(Beginning of DATA FOR ANALYSIS)
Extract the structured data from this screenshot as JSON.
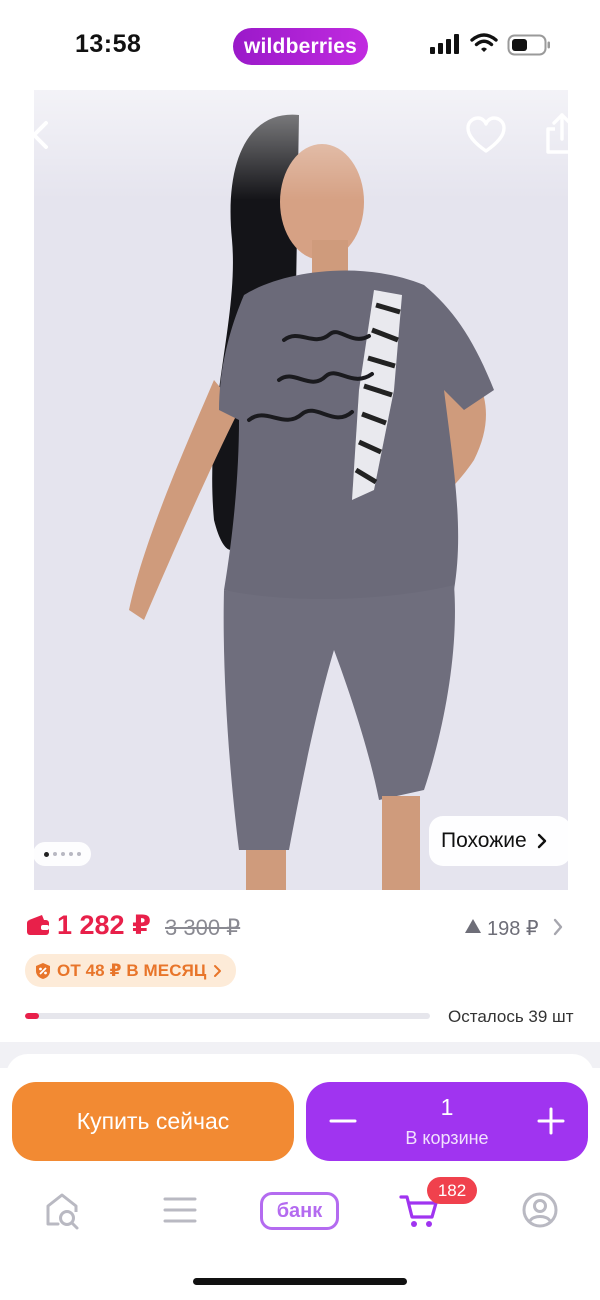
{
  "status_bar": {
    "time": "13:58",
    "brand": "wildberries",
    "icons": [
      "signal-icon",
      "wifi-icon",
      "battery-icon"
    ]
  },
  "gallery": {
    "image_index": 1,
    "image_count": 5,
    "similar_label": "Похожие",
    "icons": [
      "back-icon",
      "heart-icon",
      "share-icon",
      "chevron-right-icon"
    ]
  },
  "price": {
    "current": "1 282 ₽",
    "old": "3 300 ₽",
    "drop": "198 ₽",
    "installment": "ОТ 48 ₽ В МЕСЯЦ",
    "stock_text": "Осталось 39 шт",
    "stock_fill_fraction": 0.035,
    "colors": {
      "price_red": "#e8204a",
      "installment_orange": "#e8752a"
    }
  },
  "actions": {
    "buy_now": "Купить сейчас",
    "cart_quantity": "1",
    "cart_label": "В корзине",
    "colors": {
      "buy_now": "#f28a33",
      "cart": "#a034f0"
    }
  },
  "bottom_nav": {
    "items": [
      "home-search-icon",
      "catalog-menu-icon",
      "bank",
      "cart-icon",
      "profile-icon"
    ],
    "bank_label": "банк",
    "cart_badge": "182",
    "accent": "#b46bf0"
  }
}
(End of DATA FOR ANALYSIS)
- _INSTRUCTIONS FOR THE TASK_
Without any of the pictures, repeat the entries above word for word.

- _SOLUTION TO THE EXERCISE_
Extract the structured data from this screenshot as JSON.
{
  "status_bar": {
    "time": "13:58",
    "brand": "wildberries",
    "icons": [
      "signal-icon",
      "wifi-icon",
      "battery-icon"
    ]
  },
  "gallery": {
    "image_index": 1,
    "image_count": 5,
    "similar_label": "Похожие",
    "icons": [
      "back-icon",
      "heart-icon",
      "share-icon",
      "chevron-right-icon"
    ]
  },
  "price": {
    "current": "1 282 ₽",
    "old": "3 300 ₽",
    "drop": "198 ₽",
    "installment": "ОТ 48 ₽ В МЕСЯЦ",
    "stock_text": "Осталось 39 шт",
    "stock_fill_fraction": 0.035,
    "colors": {
      "price_red": "#e8204a",
      "installment_orange": "#e8752a"
    }
  },
  "actions": {
    "buy_now": "Купить сейчас",
    "cart_quantity": "1",
    "cart_label": "В корзине",
    "colors": {
      "buy_now": "#f28a33",
      "cart": "#a034f0"
    }
  },
  "bottom_nav": {
    "items": [
      "home-search-icon",
      "catalog-menu-icon",
      "bank",
      "cart-icon",
      "profile-icon"
    ],
    "bank_label": "банк",
    "cart_badge": "182",
    "accent": "#b46bf0"
  }
}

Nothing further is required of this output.